While political connections between Ireland and Scotland have been vigorously promoted in recent years, Ray Ryan presents the first sustained, comparative study of literature and culture from both sites. Ryan's focus is on the Irish state and the Scottish nation. How does literature from the Republic create the cultural shape and personality of the Irish state? Through comparison with Scotland, a stateless nation, Ryan argues that crucial themes in Irish culture
emerge with new force and clarity: themes such as Republicanism and colonialism, the city and rural divide, and the partition of the island into separate 'southern' and 'northern' spheres. Analysing a broad range of Irish and Scottish literary texts, Ryan shifts attention from the traditionally defined
canon of Irish culture, and establishes the relevance of Scotland for any future discussion of Irish cultural contexts. Offering a radical intervention across a range of disciplines, this book is essential reading for all those working on Ireland, on Scotland, and on contemporary English and British culture.

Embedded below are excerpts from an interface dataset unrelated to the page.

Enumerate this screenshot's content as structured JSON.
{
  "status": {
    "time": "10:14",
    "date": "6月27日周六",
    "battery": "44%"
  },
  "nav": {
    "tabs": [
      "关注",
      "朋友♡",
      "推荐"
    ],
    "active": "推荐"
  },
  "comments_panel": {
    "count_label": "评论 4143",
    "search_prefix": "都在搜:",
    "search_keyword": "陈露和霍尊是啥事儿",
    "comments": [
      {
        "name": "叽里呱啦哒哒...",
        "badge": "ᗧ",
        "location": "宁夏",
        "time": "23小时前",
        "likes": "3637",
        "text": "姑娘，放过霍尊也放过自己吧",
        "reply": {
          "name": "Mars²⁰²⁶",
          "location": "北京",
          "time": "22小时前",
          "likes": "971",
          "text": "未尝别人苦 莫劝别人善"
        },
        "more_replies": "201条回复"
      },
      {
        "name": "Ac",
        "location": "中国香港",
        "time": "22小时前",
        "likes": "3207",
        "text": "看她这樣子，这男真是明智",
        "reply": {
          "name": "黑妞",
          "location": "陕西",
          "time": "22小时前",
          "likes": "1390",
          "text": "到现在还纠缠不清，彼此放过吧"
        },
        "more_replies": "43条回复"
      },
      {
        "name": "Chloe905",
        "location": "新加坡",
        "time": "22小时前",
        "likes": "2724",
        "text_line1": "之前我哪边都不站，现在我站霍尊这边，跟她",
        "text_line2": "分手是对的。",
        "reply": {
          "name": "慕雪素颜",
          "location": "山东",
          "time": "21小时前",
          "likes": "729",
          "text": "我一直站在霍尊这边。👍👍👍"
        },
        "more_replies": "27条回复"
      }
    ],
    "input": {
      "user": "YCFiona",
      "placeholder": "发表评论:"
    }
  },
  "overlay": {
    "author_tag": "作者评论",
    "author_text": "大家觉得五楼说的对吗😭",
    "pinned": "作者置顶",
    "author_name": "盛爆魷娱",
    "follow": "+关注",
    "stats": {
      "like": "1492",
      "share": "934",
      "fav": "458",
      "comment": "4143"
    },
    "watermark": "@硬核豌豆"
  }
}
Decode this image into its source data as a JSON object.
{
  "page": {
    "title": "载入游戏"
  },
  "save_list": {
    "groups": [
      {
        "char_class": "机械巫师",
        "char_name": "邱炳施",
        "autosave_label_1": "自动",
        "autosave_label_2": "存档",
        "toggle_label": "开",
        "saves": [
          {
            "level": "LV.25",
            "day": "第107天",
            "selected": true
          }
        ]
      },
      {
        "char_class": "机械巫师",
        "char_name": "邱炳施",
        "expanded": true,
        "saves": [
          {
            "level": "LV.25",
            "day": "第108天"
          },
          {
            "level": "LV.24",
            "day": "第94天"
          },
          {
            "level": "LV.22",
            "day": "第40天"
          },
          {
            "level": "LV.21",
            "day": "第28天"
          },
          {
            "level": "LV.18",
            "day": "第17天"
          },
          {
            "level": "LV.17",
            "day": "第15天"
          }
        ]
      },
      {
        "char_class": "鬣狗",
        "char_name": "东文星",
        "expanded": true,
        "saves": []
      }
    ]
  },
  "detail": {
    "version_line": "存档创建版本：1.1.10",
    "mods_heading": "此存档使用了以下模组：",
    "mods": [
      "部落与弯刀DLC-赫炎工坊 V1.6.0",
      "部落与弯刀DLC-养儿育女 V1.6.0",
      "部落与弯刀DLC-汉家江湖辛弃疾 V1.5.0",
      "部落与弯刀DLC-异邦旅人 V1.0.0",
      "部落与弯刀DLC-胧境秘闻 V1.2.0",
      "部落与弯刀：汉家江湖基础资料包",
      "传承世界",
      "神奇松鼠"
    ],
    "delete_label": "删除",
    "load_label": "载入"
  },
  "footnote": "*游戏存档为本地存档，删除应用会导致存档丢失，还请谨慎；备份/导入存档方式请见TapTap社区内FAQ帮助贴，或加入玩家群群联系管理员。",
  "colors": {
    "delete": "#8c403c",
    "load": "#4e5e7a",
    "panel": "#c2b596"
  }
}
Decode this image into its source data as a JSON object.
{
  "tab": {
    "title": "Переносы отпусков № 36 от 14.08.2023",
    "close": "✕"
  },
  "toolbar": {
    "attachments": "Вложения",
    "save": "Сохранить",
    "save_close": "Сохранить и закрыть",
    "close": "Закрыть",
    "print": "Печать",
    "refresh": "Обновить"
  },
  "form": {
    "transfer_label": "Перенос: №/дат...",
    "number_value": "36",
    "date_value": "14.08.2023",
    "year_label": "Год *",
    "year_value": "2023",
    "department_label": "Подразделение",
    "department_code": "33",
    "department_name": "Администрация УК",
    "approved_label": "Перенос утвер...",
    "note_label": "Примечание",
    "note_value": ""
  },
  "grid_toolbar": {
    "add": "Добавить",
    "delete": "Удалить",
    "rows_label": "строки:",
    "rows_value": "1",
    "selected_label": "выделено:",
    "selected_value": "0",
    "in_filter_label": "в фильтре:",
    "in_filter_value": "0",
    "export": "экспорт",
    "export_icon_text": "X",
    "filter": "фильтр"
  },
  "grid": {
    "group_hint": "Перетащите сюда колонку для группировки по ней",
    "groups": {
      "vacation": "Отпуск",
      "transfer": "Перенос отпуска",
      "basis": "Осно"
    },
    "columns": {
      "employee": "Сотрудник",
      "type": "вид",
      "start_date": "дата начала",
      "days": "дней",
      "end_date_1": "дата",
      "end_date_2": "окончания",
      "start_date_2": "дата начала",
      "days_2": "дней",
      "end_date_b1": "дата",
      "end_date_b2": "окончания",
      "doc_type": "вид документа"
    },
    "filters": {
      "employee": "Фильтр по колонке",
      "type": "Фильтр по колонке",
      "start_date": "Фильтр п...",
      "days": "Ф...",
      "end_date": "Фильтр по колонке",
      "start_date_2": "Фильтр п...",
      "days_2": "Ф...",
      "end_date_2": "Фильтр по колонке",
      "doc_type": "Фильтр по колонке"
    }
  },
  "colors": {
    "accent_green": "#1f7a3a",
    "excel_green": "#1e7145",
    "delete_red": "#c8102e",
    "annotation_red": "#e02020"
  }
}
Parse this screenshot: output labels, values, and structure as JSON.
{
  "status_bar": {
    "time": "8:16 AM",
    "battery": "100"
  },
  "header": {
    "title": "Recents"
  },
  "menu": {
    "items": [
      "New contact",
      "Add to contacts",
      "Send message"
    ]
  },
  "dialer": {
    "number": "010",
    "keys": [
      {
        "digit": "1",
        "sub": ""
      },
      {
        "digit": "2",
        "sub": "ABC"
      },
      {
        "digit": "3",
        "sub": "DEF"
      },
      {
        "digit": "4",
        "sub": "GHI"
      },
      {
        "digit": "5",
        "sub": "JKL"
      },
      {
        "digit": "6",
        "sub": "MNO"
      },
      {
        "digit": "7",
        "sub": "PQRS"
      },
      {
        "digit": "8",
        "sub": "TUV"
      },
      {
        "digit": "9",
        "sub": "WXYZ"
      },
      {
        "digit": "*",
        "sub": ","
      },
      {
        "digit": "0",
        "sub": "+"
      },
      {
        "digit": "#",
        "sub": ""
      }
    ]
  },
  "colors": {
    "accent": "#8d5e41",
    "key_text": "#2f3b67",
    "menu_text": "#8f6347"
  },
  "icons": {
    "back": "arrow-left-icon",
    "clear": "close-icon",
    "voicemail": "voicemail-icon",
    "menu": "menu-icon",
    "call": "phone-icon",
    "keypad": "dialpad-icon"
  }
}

Ray Ryan is editor of Bullan: An Irish Studies Journal, of Writing in the Irish Republic: Literature, Culture, Politics 1949-1999 (2000) and co-editor of Ireland and Scotland: Culture and Society 1700-2000.